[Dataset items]
----
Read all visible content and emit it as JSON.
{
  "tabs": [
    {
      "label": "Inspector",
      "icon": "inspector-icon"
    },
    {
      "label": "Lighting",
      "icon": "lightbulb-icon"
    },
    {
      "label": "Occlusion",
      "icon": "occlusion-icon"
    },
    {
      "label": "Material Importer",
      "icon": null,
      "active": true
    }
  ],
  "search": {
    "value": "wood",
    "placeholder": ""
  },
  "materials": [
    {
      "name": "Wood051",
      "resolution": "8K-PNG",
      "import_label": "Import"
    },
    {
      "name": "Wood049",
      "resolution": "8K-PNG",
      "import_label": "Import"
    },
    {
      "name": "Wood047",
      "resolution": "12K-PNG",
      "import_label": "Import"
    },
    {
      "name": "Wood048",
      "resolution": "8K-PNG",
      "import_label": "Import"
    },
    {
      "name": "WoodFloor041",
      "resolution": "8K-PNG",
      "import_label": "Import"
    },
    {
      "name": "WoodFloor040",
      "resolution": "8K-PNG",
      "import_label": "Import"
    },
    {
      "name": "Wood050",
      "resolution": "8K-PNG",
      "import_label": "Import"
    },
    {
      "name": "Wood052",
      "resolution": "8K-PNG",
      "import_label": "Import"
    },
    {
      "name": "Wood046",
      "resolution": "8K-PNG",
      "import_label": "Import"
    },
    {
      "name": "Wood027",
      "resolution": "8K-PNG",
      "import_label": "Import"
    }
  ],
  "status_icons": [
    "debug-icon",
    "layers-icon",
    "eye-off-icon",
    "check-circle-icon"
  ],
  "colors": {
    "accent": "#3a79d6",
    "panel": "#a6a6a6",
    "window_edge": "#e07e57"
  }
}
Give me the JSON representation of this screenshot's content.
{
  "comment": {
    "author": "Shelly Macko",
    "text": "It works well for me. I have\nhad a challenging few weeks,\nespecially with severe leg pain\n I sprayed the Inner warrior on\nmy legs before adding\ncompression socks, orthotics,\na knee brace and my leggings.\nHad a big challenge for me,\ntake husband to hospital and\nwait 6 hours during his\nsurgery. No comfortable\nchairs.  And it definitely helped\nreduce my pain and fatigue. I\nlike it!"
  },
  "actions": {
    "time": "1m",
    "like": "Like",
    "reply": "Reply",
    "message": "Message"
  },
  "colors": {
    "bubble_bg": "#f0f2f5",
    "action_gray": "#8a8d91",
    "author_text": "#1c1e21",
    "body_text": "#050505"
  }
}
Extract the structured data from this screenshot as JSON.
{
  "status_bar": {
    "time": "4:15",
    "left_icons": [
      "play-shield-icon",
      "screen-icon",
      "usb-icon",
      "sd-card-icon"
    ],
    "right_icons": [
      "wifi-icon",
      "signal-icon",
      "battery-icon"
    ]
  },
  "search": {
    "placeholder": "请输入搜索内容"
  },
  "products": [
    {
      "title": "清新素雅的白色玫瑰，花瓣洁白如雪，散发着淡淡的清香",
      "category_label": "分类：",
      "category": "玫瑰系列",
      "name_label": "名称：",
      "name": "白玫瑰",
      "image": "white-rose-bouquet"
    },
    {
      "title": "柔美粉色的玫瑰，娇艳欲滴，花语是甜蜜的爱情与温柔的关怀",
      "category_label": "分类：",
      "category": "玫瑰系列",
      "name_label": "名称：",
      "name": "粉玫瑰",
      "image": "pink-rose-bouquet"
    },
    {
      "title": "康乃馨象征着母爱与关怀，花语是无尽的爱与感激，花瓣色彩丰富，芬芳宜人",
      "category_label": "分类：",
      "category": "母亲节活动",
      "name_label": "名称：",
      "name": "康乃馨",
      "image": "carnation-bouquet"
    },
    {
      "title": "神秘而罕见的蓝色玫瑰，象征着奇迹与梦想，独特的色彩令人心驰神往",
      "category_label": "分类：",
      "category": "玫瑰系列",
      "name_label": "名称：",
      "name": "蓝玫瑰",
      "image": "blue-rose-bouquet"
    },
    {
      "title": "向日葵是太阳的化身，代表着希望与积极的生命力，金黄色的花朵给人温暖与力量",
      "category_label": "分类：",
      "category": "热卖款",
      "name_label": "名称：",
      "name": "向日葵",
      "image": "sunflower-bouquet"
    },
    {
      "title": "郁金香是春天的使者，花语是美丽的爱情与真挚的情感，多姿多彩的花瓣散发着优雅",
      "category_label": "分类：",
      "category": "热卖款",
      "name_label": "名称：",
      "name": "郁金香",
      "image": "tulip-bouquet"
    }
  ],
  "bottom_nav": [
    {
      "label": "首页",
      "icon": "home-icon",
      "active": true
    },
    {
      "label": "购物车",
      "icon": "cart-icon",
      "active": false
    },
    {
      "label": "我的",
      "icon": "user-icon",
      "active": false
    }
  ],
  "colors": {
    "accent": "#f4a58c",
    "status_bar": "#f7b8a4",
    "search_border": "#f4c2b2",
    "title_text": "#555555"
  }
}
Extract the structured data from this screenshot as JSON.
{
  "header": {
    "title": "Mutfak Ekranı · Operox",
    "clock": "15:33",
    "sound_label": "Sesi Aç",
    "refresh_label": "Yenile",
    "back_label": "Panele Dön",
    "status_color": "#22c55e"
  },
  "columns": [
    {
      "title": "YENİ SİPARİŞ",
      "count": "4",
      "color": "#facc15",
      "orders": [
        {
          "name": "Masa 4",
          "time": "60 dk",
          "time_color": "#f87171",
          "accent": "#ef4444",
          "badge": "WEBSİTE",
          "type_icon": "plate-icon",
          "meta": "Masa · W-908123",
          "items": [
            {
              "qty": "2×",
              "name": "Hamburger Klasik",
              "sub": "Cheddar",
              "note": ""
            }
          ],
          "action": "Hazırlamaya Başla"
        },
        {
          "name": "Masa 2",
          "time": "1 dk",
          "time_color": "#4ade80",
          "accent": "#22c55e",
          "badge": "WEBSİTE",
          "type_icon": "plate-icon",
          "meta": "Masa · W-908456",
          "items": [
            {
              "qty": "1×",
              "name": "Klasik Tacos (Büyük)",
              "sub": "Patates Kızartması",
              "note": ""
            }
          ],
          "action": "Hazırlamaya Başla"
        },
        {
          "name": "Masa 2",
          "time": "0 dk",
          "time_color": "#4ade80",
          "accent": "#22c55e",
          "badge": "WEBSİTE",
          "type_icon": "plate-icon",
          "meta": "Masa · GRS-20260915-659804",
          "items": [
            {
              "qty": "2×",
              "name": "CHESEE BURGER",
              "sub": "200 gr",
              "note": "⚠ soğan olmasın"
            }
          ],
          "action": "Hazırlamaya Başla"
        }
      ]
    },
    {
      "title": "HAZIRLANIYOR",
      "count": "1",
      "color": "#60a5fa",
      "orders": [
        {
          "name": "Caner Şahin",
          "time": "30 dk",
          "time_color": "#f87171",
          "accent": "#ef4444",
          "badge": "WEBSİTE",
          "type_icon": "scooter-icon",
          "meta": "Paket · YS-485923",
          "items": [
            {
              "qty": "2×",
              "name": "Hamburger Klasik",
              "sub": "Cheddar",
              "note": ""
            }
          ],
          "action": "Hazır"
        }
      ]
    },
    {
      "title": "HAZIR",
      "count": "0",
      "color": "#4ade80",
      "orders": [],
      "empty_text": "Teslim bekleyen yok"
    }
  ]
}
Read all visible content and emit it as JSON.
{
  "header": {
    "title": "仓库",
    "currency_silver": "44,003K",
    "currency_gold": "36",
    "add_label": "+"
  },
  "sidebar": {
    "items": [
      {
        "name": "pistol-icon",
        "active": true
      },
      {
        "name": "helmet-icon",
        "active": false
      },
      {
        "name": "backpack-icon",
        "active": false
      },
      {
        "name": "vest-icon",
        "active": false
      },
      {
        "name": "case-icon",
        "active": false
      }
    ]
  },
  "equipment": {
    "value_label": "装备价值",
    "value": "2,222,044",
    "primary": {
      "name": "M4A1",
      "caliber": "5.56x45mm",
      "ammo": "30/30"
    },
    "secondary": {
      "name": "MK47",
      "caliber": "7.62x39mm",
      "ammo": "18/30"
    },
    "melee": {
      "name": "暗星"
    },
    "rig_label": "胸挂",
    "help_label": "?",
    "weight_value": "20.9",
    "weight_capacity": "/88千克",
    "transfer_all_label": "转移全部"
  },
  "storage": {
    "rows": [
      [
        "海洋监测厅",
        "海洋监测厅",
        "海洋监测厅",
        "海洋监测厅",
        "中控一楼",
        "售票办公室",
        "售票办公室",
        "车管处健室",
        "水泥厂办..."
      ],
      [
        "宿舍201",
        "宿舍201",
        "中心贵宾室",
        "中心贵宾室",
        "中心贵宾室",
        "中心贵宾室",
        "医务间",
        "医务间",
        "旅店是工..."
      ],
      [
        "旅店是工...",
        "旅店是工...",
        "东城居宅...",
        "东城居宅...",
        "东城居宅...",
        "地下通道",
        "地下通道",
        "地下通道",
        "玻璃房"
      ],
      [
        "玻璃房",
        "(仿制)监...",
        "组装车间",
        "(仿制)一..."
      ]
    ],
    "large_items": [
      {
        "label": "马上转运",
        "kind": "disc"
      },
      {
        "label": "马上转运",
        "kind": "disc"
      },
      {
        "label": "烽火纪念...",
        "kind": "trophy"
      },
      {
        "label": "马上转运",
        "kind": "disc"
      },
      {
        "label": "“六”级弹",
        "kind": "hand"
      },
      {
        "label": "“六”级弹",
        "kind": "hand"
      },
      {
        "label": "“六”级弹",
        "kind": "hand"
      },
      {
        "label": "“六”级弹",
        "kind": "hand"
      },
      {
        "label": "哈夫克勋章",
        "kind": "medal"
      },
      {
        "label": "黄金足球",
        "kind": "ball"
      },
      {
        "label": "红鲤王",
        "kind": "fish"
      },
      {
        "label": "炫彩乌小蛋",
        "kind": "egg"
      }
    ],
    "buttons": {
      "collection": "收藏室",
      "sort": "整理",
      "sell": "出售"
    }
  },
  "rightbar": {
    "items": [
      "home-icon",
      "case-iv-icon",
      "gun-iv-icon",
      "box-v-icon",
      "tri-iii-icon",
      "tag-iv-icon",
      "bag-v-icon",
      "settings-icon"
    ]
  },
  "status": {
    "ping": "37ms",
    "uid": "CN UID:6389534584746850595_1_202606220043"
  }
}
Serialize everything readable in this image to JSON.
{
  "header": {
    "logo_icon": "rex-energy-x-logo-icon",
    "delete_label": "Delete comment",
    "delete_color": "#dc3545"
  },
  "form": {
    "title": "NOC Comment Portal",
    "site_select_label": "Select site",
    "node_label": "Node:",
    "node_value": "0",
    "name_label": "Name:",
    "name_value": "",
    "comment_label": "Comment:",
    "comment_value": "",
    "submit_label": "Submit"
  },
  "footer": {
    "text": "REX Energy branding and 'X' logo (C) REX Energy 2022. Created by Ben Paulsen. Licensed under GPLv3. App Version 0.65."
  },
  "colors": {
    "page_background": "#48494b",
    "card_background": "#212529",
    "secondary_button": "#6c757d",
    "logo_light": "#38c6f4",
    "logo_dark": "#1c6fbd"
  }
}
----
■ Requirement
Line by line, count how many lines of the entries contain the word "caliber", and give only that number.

■ Your response
2